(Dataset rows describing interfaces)
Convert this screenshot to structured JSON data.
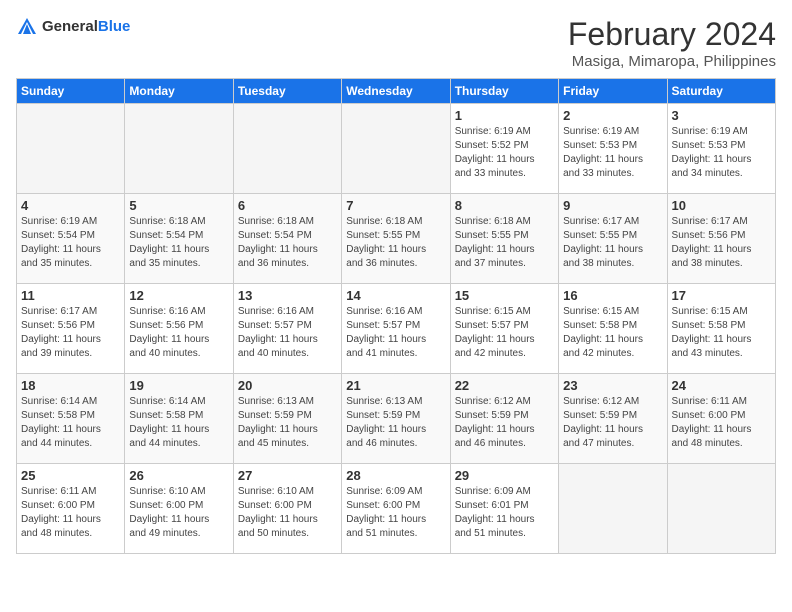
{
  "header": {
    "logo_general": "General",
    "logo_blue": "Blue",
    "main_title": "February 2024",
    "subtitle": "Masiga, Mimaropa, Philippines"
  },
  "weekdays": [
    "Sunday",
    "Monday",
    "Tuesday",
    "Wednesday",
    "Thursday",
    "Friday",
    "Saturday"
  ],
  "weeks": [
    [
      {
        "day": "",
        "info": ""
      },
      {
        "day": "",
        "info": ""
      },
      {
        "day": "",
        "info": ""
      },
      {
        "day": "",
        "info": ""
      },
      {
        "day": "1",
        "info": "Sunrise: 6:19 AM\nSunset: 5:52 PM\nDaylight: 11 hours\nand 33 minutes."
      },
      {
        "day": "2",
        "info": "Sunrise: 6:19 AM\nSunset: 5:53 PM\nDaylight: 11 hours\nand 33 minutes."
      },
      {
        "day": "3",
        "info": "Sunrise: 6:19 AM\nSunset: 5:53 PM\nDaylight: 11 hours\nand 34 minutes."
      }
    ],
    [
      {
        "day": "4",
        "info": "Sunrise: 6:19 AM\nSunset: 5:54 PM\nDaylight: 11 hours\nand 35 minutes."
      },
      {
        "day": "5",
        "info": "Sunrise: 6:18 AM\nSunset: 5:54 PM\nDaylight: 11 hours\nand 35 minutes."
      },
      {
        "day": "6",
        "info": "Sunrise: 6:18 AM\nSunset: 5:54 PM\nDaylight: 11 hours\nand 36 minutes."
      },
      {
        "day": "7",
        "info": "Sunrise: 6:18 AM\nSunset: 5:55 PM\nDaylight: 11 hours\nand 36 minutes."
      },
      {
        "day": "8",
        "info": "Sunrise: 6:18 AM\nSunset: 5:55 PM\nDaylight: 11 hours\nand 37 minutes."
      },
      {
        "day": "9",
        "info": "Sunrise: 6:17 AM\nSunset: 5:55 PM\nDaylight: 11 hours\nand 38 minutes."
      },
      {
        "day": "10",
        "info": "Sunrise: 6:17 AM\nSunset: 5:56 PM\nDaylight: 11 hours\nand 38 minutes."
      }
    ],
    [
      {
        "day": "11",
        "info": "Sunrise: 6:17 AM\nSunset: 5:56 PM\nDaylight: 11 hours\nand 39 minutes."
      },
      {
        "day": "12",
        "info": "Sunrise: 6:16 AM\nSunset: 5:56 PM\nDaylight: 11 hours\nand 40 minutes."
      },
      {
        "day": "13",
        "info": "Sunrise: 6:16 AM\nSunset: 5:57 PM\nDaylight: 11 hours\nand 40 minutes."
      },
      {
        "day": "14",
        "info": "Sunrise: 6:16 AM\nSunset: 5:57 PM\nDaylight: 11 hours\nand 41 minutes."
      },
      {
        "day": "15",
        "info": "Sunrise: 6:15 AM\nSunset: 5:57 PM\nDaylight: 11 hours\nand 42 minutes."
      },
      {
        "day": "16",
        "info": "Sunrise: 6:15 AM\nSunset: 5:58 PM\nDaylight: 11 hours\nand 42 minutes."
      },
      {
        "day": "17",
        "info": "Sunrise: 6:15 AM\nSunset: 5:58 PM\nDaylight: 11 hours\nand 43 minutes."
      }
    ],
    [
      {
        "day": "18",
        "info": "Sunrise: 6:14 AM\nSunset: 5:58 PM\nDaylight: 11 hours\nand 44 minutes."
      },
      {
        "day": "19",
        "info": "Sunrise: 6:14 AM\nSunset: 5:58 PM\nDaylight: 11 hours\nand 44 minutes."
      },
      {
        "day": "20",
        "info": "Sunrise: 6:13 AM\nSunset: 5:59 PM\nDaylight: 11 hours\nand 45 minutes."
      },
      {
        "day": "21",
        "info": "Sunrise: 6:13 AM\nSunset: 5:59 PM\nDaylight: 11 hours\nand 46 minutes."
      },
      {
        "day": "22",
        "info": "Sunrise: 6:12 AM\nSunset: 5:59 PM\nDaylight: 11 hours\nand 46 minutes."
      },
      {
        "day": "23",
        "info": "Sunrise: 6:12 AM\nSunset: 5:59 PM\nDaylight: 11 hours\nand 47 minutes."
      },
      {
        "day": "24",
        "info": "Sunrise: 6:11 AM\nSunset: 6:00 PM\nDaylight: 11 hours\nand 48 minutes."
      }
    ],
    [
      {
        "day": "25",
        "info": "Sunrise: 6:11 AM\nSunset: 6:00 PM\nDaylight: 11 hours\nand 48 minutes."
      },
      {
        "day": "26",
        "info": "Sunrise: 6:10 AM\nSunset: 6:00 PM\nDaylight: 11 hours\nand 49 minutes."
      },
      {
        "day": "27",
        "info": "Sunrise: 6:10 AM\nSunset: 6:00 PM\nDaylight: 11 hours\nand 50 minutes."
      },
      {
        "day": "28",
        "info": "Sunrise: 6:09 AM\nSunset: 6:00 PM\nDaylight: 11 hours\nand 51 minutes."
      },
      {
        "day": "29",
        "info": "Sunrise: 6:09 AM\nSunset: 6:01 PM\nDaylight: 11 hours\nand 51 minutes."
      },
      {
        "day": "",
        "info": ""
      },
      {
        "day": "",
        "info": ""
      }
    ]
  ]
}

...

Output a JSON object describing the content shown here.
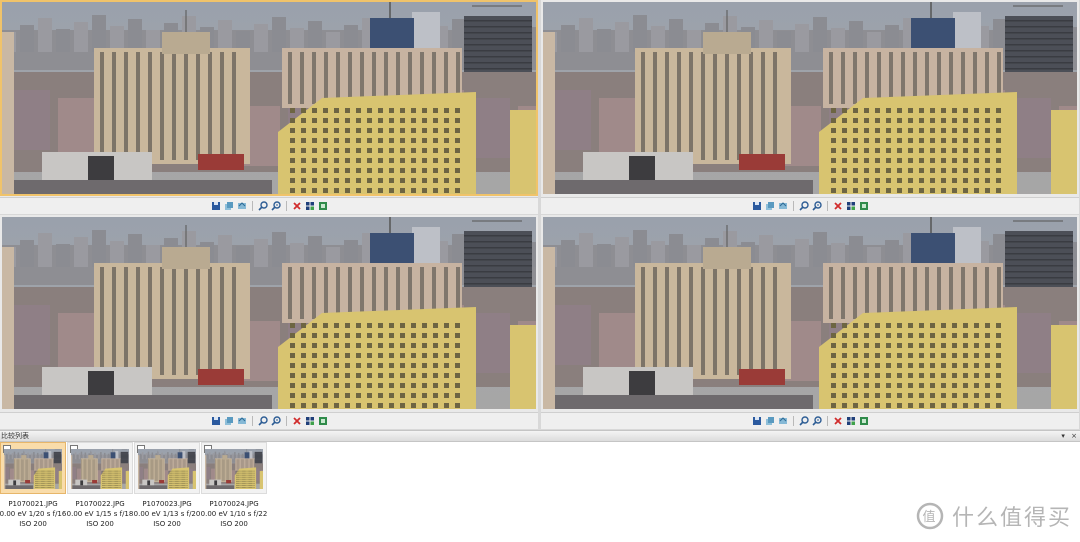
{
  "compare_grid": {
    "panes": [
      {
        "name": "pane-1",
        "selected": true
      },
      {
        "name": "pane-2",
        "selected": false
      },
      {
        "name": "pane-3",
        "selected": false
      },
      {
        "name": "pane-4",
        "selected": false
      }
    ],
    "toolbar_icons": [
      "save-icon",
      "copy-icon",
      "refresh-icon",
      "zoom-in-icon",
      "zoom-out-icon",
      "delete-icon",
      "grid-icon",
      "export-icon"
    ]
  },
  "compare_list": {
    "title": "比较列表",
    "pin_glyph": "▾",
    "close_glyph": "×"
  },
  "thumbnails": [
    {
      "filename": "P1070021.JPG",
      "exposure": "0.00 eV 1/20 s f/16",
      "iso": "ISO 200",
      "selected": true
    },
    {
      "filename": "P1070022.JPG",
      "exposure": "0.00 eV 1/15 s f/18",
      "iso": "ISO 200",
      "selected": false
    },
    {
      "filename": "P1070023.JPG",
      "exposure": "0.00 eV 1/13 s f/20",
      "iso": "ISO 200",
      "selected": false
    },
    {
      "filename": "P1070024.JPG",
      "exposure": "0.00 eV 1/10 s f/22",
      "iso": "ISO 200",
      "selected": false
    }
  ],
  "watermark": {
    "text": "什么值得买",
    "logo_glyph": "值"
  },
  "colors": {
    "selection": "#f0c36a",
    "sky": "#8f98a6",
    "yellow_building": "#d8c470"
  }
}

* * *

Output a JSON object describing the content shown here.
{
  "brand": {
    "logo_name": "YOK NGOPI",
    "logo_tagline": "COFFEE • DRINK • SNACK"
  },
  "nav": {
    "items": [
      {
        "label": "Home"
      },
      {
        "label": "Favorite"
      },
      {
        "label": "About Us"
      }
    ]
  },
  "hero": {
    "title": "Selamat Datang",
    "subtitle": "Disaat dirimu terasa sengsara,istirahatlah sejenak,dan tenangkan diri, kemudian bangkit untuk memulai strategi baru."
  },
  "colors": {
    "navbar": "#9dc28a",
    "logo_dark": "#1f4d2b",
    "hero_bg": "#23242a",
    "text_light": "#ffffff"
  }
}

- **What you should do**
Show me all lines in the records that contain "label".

- **Solution for this exercise**
        "label": "Home"
        "label": "Favorite"
        "label": "About Us"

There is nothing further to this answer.